NEW YORK — Moody's Investors Service has placed its ratings for American Tire Distributors Inc. (ATD) under review for downgrade, in light of Bridgestone Americas Inc.'s decision to stop supplying ATD in the U.S. with passenger and light truck tires.
"The magnitude and timing of earnings and cash flow erosion following the loss of two prominent suppliers will be more severe and immediate than previously envisioned," Inna Bodeck, Moody's lead analyst covering ATD, said.
"This latest development further evidences the ongoing shift in the approach of premium tire manufacturers to the evolving marketplace, and ultimately represents an incremental resizing of the tire distribution channel."
Moody's review includes ATD's Caa2 Corporate Family Rating (CFR) and Caa3-PD Probability of Default Rating, as well as the Caa1 and Caa3 ratings for the company's senior secured term loan and senior subordinated notes, respectively.
Moody's issued a similar ratings review in early May after Goodyear notified ATD it intended to stop distributing its tires through the Huntersville, N.C.-based wholesaler.
Moody's review will focus on the business and financial implications of this adverse development for ATDI, including the company's top line, profitability, cash flow and liquidity measures.
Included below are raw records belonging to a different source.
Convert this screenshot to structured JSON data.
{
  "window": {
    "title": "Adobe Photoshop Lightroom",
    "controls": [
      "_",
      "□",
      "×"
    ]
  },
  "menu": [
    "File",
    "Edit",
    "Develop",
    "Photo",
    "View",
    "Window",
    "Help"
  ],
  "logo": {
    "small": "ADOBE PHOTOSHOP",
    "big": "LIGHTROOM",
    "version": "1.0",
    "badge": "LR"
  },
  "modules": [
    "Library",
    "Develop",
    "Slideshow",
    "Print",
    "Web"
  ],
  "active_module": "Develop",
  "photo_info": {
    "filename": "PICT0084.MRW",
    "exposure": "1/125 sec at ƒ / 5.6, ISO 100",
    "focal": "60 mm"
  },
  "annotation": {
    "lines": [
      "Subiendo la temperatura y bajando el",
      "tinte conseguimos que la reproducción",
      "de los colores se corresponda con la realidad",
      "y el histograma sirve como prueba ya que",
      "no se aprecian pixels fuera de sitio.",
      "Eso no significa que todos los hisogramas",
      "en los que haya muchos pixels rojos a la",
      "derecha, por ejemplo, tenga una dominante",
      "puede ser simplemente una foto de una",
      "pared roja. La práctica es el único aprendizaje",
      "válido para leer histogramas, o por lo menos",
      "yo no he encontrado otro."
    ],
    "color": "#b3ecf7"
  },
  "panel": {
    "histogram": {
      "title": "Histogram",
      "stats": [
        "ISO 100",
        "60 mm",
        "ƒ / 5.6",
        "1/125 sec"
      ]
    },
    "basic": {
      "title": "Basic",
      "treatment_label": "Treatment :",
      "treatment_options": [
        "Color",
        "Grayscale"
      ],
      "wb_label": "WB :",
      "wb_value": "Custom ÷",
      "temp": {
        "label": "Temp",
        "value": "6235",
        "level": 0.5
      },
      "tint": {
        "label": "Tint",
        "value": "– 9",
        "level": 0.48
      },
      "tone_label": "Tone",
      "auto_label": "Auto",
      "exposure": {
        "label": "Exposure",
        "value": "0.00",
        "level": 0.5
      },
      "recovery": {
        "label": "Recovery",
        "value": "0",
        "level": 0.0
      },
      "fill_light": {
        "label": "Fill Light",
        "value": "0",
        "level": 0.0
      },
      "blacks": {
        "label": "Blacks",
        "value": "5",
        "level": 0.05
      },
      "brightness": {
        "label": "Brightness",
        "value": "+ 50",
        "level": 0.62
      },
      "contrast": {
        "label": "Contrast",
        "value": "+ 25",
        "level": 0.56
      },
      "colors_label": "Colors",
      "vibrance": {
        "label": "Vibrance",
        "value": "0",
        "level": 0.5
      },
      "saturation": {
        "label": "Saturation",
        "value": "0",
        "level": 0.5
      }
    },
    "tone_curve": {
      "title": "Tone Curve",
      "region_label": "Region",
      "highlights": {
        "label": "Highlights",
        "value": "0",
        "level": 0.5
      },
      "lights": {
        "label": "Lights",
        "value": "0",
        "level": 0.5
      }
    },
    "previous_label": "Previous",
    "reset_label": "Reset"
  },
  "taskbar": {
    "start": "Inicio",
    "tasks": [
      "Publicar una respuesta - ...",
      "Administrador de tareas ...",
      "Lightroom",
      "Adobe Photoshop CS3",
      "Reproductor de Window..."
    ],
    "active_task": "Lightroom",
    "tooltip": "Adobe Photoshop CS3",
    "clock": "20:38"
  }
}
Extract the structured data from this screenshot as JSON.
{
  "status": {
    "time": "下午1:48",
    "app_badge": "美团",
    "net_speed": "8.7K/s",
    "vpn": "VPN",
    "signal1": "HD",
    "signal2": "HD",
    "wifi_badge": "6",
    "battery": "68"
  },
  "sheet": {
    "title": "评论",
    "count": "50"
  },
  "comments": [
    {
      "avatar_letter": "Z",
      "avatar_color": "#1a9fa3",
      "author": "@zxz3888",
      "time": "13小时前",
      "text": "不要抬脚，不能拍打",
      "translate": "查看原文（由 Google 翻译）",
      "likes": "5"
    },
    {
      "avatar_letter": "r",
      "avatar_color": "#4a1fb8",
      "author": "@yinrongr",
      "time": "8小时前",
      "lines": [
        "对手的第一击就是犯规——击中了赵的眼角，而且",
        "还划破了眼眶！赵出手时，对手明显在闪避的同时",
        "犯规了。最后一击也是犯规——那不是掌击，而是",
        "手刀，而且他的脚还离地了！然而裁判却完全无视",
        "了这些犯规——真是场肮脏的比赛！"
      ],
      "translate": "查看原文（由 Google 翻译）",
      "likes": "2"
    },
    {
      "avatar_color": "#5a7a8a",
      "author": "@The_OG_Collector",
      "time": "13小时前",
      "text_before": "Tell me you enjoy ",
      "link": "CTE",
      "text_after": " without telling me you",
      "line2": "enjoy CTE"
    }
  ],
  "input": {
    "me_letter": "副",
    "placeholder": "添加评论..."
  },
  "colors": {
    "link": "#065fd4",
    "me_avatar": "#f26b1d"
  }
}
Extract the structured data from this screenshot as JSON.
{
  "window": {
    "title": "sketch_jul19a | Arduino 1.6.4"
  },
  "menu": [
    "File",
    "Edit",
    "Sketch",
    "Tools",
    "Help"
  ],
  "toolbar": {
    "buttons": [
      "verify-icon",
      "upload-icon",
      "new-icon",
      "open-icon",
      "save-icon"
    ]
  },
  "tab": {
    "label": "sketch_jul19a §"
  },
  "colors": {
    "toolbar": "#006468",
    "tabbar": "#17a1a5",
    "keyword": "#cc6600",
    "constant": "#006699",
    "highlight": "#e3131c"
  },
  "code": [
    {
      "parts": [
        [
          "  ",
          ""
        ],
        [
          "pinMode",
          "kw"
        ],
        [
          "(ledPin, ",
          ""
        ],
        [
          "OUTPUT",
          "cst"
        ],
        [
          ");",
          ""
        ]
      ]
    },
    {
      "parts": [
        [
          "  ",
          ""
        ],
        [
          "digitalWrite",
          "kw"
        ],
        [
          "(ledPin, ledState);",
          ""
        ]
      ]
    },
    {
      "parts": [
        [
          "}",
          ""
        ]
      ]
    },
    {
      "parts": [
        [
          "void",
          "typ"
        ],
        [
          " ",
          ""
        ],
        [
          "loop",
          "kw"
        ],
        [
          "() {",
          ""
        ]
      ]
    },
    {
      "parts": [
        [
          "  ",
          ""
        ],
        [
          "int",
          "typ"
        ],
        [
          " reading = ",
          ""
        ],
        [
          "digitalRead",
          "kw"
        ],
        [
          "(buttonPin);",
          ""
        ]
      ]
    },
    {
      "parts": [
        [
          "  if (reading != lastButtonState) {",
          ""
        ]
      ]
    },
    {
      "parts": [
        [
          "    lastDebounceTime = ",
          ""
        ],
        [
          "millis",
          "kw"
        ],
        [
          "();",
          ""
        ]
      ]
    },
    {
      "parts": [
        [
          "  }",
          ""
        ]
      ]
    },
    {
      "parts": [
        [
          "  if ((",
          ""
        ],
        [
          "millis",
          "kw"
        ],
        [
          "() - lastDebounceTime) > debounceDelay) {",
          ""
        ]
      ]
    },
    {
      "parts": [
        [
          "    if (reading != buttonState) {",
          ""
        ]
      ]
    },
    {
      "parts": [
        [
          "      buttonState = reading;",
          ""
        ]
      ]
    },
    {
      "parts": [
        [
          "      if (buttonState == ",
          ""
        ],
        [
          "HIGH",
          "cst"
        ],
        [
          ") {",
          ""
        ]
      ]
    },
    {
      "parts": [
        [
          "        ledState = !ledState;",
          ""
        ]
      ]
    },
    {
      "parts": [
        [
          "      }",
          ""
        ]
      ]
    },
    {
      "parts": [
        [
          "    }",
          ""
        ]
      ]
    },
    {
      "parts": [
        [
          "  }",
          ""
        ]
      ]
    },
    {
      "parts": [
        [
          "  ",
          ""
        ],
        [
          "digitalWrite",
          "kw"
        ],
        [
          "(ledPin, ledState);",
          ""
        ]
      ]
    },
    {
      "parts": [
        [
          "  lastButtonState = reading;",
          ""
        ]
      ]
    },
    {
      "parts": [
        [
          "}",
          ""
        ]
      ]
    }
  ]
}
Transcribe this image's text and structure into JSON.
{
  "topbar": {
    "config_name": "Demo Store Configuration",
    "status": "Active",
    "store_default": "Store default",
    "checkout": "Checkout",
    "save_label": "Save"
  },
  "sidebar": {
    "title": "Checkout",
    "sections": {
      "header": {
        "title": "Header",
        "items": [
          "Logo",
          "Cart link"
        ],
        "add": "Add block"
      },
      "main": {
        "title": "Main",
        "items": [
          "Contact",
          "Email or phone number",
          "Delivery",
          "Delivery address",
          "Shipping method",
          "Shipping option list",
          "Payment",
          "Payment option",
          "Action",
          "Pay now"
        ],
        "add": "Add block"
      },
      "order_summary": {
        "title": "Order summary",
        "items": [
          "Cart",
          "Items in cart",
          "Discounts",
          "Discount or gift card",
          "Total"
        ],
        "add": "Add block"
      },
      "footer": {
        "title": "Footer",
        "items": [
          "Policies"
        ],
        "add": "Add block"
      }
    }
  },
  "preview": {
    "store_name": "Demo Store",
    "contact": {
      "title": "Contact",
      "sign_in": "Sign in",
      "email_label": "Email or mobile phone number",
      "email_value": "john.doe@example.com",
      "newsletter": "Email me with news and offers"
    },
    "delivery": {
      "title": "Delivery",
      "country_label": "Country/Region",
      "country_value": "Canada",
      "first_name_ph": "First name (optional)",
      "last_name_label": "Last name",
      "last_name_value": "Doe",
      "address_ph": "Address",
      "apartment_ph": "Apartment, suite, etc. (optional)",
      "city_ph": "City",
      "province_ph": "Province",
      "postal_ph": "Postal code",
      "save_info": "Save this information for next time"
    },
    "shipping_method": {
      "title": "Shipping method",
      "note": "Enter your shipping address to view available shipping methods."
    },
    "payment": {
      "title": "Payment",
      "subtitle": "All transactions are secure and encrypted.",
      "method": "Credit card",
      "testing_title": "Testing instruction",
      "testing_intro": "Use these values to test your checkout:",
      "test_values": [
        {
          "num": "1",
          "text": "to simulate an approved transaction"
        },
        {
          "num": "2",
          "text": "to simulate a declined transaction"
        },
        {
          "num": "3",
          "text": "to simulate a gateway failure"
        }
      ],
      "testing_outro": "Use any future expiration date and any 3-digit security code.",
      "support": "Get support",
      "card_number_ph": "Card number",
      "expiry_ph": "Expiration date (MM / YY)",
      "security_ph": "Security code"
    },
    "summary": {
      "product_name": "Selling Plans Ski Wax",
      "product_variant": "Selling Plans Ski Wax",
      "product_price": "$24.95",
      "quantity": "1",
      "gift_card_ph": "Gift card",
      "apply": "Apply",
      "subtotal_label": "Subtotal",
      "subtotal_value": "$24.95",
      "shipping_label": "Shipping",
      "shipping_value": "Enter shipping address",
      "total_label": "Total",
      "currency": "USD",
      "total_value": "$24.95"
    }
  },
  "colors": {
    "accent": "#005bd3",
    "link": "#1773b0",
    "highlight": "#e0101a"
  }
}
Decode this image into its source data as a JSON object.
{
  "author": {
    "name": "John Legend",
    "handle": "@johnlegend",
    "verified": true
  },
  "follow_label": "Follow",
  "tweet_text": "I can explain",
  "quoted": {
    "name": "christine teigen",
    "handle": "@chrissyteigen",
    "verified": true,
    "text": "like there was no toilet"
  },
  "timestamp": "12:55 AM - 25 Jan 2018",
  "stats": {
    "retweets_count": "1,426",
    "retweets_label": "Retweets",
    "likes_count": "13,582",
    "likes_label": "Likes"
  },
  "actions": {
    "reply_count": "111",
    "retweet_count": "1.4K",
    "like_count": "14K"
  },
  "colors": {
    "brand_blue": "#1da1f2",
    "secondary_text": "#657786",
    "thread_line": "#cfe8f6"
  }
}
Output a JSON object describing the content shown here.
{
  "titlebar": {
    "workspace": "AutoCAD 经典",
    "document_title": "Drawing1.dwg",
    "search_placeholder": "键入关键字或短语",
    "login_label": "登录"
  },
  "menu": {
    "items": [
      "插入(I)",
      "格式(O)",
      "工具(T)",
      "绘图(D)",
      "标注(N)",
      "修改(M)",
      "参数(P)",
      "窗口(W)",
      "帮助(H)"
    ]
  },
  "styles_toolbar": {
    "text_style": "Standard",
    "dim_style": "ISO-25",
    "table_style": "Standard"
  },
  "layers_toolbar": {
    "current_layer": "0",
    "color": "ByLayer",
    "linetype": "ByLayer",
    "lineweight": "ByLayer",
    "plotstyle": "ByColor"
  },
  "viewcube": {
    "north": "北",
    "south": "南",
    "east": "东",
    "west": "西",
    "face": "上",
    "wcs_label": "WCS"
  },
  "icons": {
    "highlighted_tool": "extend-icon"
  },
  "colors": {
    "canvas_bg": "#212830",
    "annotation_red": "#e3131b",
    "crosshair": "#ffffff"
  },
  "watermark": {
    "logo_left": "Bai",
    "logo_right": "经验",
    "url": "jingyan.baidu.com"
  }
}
It will also focus on the company's ability to act quickly and in a disciplined manner.
Moody's noted that ATD relies heavily on its various revolving credit facilities, with one-year average usage of approximately $670 million (and peak usage of $760 million during the first quarter of 2018).
Moody's anticipates that the loss of Goodyear and Bridgestone will result in a material deterioration in the company's earnings, profitability and cash flow profile, and on a fairly immediate basis. Moody's projects that ATD's debt-to-EBITDA will exceed double-digits by year-end 2019 as the company manages through the anticipated volume decline.
Further constraining the ratings are the company's low margins and liquidity concerns related to eroding cash flows and increasingly constrained availability under its asset based credit facility. The rating does continue to be tempered to some extent, however, by the company's strong market position, the historic stability of replacement tire demand, and ATD's footprint across North America.
The ratings could be downgraded if the likelihood of default rises and/or Moody's recovery expectations weaken further, including through a potential pre-emptive restructuring of debt obligations. This could be precipitated by a material deterioration in liquidity, potentially stemming from more restrictive terms from suppliers and/or more restrictions in supply, an inability to flex the cost structure in line with lower volumes, or a loss of access to the company's asset-based lending facilities.